[Opening Data to process section]

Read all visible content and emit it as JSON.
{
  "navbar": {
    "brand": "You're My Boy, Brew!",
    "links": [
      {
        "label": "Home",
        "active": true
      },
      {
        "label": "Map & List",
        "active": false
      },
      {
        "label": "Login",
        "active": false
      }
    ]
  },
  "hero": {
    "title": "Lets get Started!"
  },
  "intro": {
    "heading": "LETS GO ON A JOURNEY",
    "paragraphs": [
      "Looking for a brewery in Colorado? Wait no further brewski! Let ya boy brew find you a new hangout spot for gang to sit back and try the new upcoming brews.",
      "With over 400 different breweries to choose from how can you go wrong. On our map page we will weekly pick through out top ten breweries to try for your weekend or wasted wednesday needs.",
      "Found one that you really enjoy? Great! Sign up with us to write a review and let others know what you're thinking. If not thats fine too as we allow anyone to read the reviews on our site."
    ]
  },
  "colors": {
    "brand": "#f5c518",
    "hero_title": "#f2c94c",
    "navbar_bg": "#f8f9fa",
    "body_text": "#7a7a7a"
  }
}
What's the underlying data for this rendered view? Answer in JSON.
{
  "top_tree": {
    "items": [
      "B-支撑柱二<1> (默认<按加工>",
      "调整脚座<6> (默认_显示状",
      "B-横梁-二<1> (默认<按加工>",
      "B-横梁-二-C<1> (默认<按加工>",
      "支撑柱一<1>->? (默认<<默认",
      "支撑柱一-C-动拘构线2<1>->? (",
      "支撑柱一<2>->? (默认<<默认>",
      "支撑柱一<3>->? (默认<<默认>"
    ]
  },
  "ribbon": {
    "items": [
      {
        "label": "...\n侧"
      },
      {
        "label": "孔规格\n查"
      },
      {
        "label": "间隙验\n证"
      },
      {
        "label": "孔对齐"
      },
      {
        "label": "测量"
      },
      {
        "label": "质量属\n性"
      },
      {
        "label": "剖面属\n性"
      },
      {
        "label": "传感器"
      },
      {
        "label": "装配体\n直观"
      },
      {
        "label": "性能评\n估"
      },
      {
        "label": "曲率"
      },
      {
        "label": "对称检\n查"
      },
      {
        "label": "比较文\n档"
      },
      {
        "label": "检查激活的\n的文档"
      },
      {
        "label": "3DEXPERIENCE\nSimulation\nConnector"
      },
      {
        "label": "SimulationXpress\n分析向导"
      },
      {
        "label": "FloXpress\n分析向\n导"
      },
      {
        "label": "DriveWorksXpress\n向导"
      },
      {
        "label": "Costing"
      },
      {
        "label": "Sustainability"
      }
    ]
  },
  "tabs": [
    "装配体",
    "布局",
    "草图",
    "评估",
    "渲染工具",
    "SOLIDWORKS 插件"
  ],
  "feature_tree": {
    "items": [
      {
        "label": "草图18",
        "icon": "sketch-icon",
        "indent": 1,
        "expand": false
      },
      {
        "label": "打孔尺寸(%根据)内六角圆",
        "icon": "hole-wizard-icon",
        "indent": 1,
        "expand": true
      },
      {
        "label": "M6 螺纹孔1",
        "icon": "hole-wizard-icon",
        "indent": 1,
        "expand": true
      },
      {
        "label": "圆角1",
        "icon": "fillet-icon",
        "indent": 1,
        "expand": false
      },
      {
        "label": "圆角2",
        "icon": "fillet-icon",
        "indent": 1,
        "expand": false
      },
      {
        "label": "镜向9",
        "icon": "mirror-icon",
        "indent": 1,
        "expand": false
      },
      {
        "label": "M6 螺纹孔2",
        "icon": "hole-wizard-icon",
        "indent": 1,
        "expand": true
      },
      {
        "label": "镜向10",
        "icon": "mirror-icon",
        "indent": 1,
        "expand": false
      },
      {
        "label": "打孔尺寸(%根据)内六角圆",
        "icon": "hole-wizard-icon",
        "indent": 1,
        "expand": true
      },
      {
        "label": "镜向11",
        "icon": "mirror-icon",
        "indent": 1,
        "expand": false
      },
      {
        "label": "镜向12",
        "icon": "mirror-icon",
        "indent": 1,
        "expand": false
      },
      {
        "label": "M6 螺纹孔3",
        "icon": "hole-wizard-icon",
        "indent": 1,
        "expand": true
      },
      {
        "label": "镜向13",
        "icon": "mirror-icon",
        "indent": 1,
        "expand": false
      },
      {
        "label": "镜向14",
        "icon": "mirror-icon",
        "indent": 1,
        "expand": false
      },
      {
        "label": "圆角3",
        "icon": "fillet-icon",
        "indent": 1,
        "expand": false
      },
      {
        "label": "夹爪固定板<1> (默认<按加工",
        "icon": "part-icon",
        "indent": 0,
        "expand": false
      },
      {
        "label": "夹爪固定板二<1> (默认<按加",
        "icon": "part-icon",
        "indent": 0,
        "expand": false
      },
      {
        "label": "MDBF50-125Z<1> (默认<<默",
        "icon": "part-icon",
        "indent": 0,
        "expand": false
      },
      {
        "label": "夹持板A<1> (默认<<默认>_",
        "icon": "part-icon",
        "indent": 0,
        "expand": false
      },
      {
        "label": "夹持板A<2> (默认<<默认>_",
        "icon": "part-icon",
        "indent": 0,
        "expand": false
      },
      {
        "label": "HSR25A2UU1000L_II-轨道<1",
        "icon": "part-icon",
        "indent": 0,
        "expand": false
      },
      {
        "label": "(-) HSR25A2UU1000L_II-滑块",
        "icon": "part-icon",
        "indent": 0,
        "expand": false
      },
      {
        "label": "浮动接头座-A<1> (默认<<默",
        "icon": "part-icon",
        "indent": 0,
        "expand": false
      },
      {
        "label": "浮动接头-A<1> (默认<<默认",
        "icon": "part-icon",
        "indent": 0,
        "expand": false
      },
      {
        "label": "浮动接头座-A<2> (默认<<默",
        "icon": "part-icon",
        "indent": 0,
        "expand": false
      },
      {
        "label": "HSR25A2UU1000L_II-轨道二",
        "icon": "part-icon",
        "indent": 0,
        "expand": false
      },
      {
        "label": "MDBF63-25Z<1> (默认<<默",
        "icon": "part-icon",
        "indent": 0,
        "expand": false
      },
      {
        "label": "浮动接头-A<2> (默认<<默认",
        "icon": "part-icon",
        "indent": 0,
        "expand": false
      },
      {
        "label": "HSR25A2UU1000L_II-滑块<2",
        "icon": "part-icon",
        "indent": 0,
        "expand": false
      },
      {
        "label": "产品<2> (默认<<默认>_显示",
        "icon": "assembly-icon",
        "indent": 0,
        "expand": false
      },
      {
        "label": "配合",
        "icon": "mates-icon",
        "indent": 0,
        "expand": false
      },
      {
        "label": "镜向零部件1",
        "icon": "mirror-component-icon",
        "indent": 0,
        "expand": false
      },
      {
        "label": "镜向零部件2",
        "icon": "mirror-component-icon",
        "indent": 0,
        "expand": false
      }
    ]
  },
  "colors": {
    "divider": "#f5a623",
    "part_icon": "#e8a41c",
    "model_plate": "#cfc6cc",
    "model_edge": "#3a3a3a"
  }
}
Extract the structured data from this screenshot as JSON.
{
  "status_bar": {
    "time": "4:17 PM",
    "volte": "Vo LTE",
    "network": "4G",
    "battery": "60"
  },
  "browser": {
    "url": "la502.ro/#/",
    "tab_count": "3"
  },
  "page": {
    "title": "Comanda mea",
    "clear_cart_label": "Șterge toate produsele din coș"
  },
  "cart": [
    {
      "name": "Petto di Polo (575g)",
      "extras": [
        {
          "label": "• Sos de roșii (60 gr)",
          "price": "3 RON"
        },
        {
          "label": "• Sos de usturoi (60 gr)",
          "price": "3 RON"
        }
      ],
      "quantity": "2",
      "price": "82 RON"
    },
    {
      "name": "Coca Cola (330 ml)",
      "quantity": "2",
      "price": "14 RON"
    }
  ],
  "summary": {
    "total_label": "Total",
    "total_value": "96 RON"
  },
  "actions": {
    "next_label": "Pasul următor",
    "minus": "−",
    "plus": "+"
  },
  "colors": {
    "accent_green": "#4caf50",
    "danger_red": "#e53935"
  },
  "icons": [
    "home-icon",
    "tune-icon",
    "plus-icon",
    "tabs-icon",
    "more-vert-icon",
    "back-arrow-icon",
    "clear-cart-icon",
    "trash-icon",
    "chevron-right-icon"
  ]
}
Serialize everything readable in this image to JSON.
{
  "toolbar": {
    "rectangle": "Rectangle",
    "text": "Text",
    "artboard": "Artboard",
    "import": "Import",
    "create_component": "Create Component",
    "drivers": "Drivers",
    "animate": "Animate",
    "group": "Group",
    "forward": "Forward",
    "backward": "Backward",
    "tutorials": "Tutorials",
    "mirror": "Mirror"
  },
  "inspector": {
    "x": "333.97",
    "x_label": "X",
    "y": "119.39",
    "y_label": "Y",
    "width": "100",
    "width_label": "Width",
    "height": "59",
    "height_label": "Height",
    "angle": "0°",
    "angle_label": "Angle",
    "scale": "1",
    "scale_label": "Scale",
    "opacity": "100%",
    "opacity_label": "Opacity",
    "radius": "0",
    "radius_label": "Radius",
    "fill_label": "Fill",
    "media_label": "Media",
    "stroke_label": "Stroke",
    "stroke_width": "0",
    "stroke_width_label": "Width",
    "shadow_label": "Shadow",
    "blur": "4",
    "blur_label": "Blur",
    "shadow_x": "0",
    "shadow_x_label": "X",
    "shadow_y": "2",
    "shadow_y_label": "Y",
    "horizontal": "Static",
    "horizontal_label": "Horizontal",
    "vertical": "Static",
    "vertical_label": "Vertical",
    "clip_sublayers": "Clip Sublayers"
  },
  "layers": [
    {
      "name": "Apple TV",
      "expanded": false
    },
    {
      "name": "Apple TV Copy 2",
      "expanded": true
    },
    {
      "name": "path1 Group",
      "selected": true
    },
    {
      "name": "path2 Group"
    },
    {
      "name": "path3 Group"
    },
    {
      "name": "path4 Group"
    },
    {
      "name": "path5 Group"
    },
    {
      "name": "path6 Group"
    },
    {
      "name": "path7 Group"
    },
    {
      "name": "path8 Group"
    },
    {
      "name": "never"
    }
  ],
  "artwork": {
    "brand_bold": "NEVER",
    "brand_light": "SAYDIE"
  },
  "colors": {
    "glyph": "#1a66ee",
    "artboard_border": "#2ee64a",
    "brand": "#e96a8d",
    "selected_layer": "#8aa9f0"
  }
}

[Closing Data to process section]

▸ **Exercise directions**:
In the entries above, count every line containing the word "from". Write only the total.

▸ **Answer to this exercise**:
2